JH: It sounded perfect to me in the final mix. That’s why I mentioned it, because the Mellotron is always super cool. It evoked a real old-school prog sound in the album without making it feel too noodly or cerebral.
RC: We wanted to keep the progressiveness vibe intact but be a little more musical and natural about it. That was the goal for everybody this time around.
JH: I read on your website that you guys consider yourselves “not as much a jam band as a band that improvises.” From your point of view, where do you guys feel that you stand in the jam scene? How do you guys want to be seen in it?
RC: The answer that I give you might not be the same answer that the other band members give you. I’m perfectly okay with being called a jam band. That’s what I like – I’m a huge Phish fan, and I love Umphrey’s McGee and all those bands. That doesn’t mean I don’t get self-conscious about it though, because I know what other people think when they hear the term “jam band”. For a lot of people it has a negative connotation. But I’m okay with it. We improvise a lot – that’s my favorite thing to do on stage. But I also think that there are tons of band who you could have called a jam band 30 years ago but the term wasn’t invented yet, and because of that no one would think to call them a jam band. I mean, back in the day Led Zeppelin would play tunes for a half an hour straight. Lots of bands have improvised, but I guess if you’re an improvising band and you exist after the term “jam band” was coined, you’re a jam band.
JH: You’re kicking off your upcoming Fall Tour on the 25th at Toad’s Place in Connecticut. You guys excited for that?
RC: Yeah dude, totally. Toad’s Place is awesome. You ever heard of Frog Wings?

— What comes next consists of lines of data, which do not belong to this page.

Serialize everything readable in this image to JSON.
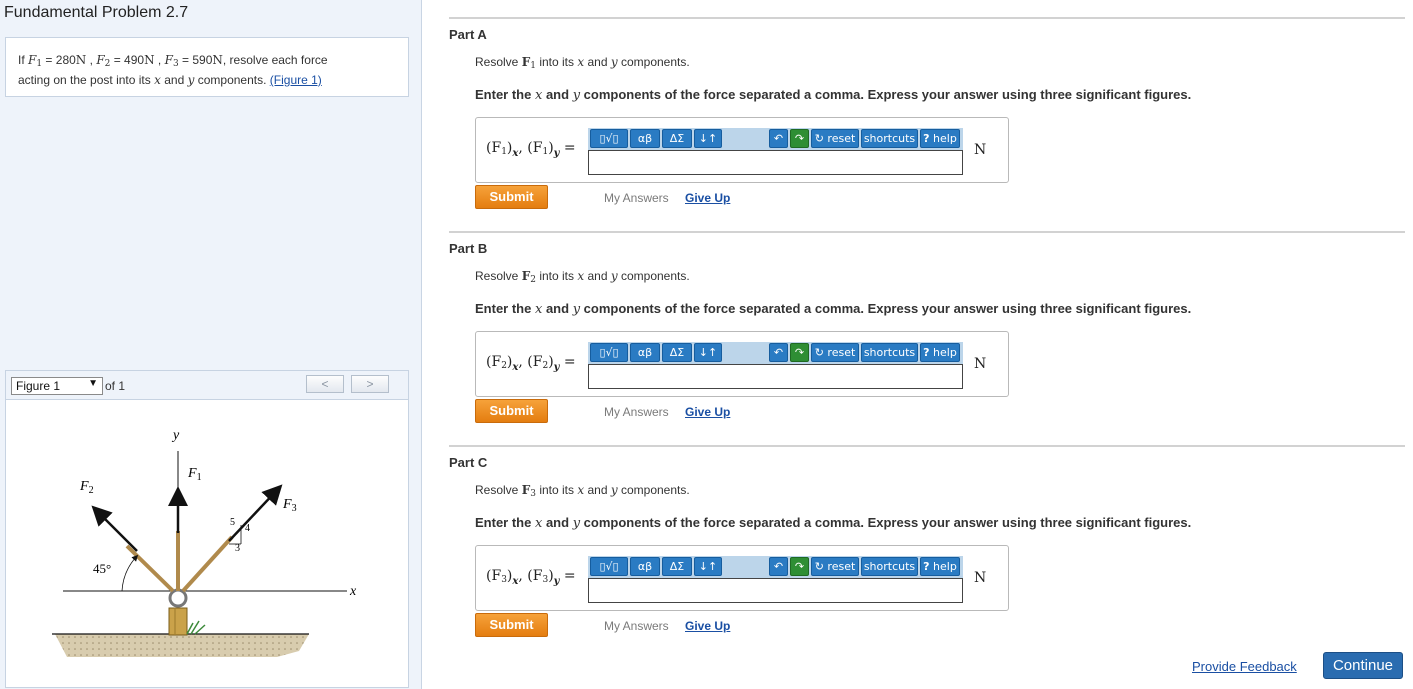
{
  "problem": {
    "title": "Fundamental Problem 2.7",
    "statement": {
      "prefix": "If",
      "f1_sym": "F",
      "f1_sub": "1",
      "f1_val": "= 280",
      "f1_unit": "N",
      "f2_sym": "F",
      "f2_sub": "2",
      "f2_val": "= 490",
      "f2_unit": "N",
      "f3_sym": "F",
      "f3_sub": "3",
      "f3_val": "= 590",
      "f3_unit": "N",
      "text1": ", resolve each force",
      "text2": "acting on the post into its",
      "x": "x",
      "and": "and",
      "y": "y",
      "text3": "components.",
      "figure_link": "(Figure 1)"
    }
  },
  "figure": {
    "selected": "Figure 1",
    "of_text": "of 1",
    "prev": "<",
    "next": ">",
    "labels": {
      "y_axis": "y",
      "x_axis": "x",
      "f1": "F",
      "f1_sub": "1",
      "f2": "F",
      "f2_sub": "2",
      "f3": "F",
      "f3_sub": "3",
      "angle": "45°",
      "tri_5": "5",
      "tri_4": "4",
      "tri_3": "3"
    }
  },
  "parts": [
    {
      "label": "Part A",
      "resolve": {
        "a": "Resolve",
        "force": "F",
        "sub": "1",
        "b": "into its",
        "x": "x",
        "and": "and",
        "y": "y",
        "c": "components."
      },
      "instruction_a": "Enter the",
      "instruction_x": "x",
      "instruction_and": "and",
      "instruction_y": "y",
      "instruction_b": "components of the force separated a comma. Express your answer using three significant figures.",
      "answer_label": {
        "open1": "(F",
        "sub1": "1",
        "close1": ")",
        "sx": "x",
        "comma": ",",
        "open2": "(F",
        "sub2": "1",
        "close2": ")",
        "sy": "y",
        "eq": "="
      },
      "unit": "N",
      "submit": "Submit",
      "my_answers": "My Answers",
      "give_up": "Give Up"
    },
    {
      "label": "Part B",
      "resolve": {
        "a": "Resolve",
        "force": "F",
        "sub": "2",
        "b": "into its",
        "x": "x",
        "and": "and",
        "y": "y",
        "c": "components."
      },
      "instruction_a": "Enter the",
      "instruction_x": "x",
      "instruction_and": "and",
      "instruction_y": "y",
      "instruction_b": "components of the force separated a comma. Express your answer using three significant figures.",
      "answer_label": {
        "open1": "(F",
        "sub1": "2",
        "close1": ")",
        "sx": "x",
        "comma": ",",
        "open2": "(F",
        "sub2": "2",
        "close2": ")",
        "sy": "y",
        "eq": "="
      },
      "unit": "N",
      "submit": "Submit",
      "my_answers": "My Answers",
      "give_up": "Give Up"
    },
    {
      "label": "Part C",
      "resolve": {
        "a": "Resolve",
        "force": "F",
        "sub": "3",
        "b": "into its",
        "x": "x",
        "and": "and",
        "y": "y",
        "c": "components."
      },
      "instruction_a": "Enter the",
      "instruction_x": "x",
      "instruction_and": "and",
      "instruction_y": "y",
      "instruction_b": "components of the force separated a comma. Express your answer using three significant figures.",
      "answer_label": {
        "open1": "(F",
        "sub1": "3",
        "close1": ")",
        "sx": "x",
        "comma": ",",
        "open2": "(F",
        "sub2": "3",
        "close2": ")",
        "sy": "y",
        "eq": "="
      },
      "unit": "N",
      "submit": "Submit",
      "my_answers": "My Answers",
      "give_up": "Give Up"
    }
  ],
  "toolbar": {
    "templates": "▯√▯",
    "greek": "αβ",
    "symbols": "ΔΣ",
    "arrows": "↓↑",
    "undo": "↶",
    "redo": "↷",
    "reset": "reset",
    "shortcuts": "shortcuts",
    "help": "help",
    "help_q": "?"
  },
  "footer": {
    "provide_feedback": "Provide Feedback",
    "continue": "Continue"
  },
  "colors": {
    "accent_blue": "#2a7bc3",
    "submit_orange": "#f19220",
    "continue_blue": "#2a6cb0",
    "link_blue": "#1a4fa3"
  }
}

JH: Yeah, but I’ve never listened to them.
RC: It’s a super group from the ’90s, with Jimmy Herring and Derek Trucks on the guitar, John Popper on harmonica, the whole drum section from the Allman Brothers, and the the Burbidge brothers (Oteil and Kofi). They put out one album, and it’s “Live at Toad’s Place”. It’s one of my favorite live albums ever. Jimmy Herring and Derek Trucks murder it the whole time. So I’m excited to play Toad’s Place because of that album.
JH: Dude, that’s awesome. I also see you’re sharing tour dates with Consider the Source, Umphrey’s McGee, and Alan Evans. Those are some real awesome bands to be sharing the stage with. I imagine you guys are really excited for that.
RC: Yeah, totally. Tauk is on there as well, which is an awesome band. I think there’s a couple more on there. But the ones you mentioned we’re all psyched for. Consider the Source are some of our best friends in the world. We go way back with them. We’re planning some cool collaborations with them. Opening for Umphrey’s McGee is super cool too. I’m a huge fan of them. That’s a little “pinch me” moment, I guess.
JH: That covers everything on my end. Anything else you want to add?
RC: People should get there early for our Water Street show. Stereo Nest is starting at 8:30pm, and they should also not miss Consider the Source because they’re ridiculously good.
Dopapod will be playing Rochester’s Water Street Music Hall on Thursday Oct. 2. For more information on the show, visit www.waterstreetmusic.com/dopapod. For more information on Dopapod, visit dopapod.com.
Howard is a member of
the class of 2017.